WHAT TO WORK ON :: Wherever the word "channel" appears in a line of the data, that line should be copied.

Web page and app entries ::
════════════════
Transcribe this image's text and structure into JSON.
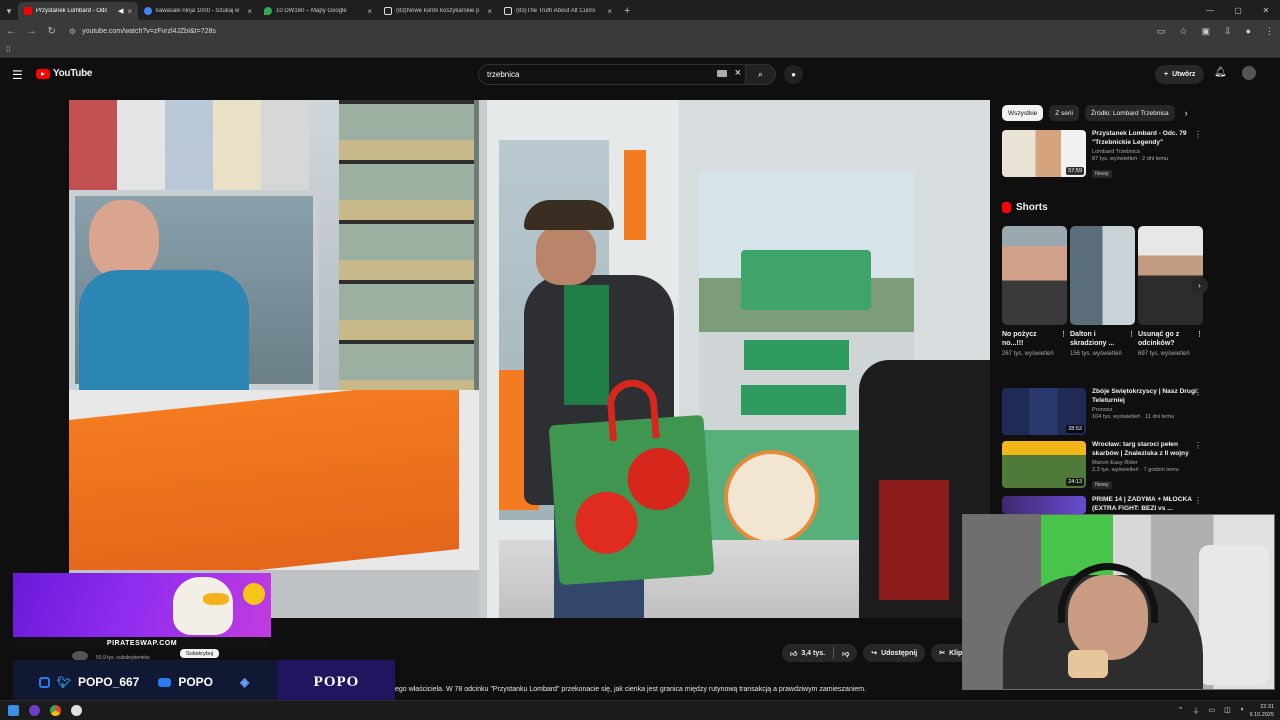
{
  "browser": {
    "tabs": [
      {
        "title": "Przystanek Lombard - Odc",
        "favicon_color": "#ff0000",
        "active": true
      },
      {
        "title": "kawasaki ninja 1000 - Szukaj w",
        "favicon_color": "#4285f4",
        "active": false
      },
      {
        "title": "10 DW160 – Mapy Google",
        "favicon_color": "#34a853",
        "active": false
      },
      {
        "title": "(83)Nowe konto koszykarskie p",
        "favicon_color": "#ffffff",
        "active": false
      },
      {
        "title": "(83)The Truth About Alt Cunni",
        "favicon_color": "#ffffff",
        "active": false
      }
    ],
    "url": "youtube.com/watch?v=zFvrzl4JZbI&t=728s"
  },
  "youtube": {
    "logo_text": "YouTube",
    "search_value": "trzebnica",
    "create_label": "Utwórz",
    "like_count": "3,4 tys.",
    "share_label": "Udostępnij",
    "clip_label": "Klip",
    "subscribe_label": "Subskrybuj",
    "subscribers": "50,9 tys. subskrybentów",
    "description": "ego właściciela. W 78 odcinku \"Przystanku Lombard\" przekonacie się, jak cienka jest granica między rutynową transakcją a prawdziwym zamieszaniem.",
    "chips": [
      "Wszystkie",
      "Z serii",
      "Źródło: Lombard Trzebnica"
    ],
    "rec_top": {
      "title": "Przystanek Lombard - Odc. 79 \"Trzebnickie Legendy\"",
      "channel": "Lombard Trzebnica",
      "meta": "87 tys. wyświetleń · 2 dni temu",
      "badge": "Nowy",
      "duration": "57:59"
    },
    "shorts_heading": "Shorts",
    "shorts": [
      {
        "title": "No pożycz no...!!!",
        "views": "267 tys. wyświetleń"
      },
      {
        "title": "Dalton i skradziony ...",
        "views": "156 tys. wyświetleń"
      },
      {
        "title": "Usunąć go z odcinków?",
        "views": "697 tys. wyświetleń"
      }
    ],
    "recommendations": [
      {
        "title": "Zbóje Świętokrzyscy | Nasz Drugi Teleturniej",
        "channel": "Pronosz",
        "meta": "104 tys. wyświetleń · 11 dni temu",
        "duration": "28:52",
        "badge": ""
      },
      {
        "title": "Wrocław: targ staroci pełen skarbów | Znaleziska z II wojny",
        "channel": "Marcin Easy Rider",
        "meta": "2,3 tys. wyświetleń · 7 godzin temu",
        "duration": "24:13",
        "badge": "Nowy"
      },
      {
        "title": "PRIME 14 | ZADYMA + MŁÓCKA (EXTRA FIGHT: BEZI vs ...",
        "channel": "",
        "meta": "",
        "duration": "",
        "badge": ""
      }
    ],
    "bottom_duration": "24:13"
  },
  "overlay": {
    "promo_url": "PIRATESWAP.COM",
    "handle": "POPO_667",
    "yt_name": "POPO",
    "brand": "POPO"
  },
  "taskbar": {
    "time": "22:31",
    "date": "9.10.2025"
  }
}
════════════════
ANSWER BELOW ::
      "channel": "Lombard Trzebnica",
        "channel": "Pronosz",
        "channel": "Marcin Easy Rider",
        "channel": "",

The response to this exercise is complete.